e     A |    Aa            Aa    |
m       |                        |
a       |                        |
l     a |    aa            aa    |
e       |                        |


50% of the offspring would be affected.

Therefore the probability of V:I being affected is $\frac{1}{2} \times \frac{1}{2} = \frac{1}{4}$

Question 2

The second question seems very odd to me. If IV:2 was unaffected in the literal sense of the word they would be wild-type AA. This would make the probability of them having an affected child as 0.

As this isn't one of your options, I assume they mean that IV:2 is a carrier (Aa). We are this time therefore crossing either AA or Aa (IV:1) with Aa (IV:2). Again, if IV:1 is heterozygous dominant (AA) none of her children will be affected. This means the odds are again reduced by a half. In the case that she is heterozygous Aa then the cross becomes:

        |          Male          |
|     A            a     |
|------------------------|
F       |                        |
e     A |    AA            Aa    |
m       |                        |
a       |                        |
l     a |    Aa            aa    |
e       |                        |


Giving 25% healthy, 50% carrier and 25% affected.

As you're looking for affected children: $\frac{1}{2} \times \frac{1}{4} = \frac{1}{8}$

• If "affected" means "aa", then "unaffected" should mean "not aa", i.e. "AA or Aa". If neither IV-1 not IV-2 are affected, the offspring could only be affected if both are carriers. The chance of IV-1 being a carrier is 50% whereas the chance of IV-2 being a carrier is 66% (because IV-2 had 1/4 chance to be AA, 1/2 chance Aa and 1/4 chance aa, but we know the genotype isn't aa, thus leaving 1/3 chance AA and 2/3 chance Aa). If they both are Aa, there is a 25% chance of offspring being affected (aa). 1/2 * 2/3 * 1/4 = 1/12 = (D). Edit: Haha excuse my necromancy, was prompted by a flag. – Armatus May 15 '14 at 19:15

Rory gave a good answer to part 1. Your main problem is that you have written Aa for III-7, and that's not the right call. III-7 is not in the family (maybe you missed that detail in the tree), so their odds of carrying a bad allele in the same gene that this family carries a broken gene in is very very small. So III-7 is AA.

So the III-6,7 mating is AA x Aa. That means the odds of their kid also being a carrier is 50/50, the odds of the kid passing on the bad allele to her kid is also 50/50, so the odds of V being affected are .25. (when you have a probability question in the form of "What are the odds of this, then that happening", you multiple the probabilities to get the answer)

In Part 2, if IV-2 is unaffected, then the odds are 2/3 that their genotype is Aa, and 1/3rd that their genotype is AA. (See the Punnett Square, and notice that you disregard the box that leads to an affected phenotype)
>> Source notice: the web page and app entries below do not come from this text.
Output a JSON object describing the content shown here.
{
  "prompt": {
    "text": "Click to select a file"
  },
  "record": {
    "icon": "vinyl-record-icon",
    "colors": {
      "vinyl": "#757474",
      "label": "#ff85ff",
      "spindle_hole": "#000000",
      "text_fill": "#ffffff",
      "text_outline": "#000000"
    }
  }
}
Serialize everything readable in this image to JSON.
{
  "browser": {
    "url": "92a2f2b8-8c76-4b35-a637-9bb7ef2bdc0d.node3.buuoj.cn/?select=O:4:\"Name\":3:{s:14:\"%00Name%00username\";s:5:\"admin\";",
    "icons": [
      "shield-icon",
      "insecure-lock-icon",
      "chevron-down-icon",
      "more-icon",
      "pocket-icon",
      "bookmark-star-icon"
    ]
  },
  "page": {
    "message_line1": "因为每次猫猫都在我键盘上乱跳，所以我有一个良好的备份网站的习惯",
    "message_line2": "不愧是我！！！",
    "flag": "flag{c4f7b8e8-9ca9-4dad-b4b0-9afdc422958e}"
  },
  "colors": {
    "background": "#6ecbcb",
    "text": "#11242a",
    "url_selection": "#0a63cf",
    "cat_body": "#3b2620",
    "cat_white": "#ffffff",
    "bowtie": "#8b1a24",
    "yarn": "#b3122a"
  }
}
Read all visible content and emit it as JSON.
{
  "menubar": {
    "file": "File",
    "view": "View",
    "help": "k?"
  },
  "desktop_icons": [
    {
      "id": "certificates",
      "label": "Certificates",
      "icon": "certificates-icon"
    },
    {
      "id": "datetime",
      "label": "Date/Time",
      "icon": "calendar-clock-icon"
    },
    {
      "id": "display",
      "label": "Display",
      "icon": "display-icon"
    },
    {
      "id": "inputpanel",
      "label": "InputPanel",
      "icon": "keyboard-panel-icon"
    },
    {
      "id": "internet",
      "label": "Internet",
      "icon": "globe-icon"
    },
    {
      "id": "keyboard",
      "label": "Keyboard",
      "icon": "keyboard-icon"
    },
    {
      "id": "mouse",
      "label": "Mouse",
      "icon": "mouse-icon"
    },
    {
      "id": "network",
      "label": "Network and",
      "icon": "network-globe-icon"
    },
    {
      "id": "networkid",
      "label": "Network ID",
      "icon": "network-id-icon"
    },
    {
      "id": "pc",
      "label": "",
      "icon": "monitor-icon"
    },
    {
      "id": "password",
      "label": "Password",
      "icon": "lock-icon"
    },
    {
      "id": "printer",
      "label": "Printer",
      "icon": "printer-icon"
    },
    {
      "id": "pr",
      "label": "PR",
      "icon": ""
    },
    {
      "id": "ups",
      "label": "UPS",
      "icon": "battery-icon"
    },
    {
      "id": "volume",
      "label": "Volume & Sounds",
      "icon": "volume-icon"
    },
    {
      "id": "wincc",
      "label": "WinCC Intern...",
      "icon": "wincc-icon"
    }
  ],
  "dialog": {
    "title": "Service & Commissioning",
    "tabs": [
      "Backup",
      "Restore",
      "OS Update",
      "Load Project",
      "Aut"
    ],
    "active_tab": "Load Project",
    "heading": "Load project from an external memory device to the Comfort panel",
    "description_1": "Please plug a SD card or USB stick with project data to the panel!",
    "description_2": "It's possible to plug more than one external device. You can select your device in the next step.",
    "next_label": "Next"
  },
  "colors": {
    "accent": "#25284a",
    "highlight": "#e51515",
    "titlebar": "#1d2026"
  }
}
So for V to be affected, we need

1) III-6 to have passed on the bad allele to IV 1(50%)

2) IV-1 to have passed on the bad allele (50%)

3) IV-2 to be heterozygous (66.6%)

4) IV-2 to have passed on the bad allele (50%)

The odds of all of that happening is 1/12

From my own point of view, I think the answer to no. 1 is a 50% chance i.e. 2 out of 4. My reason is because, IV-1 could be a carrier of the trait and since the IV-2 is affected that means 2 will be affected. No 2. For the second question, the answer is 1 out of 4, because it's obvious both (IV-1 and IV-2) would be carriers of the trait from their family pedigree, and have 1 in a 4 chance of developing an offspring with the trait.

• This is rather a comment than an answer. Can you elaborate this? – Chris May 15 '14 at 5:38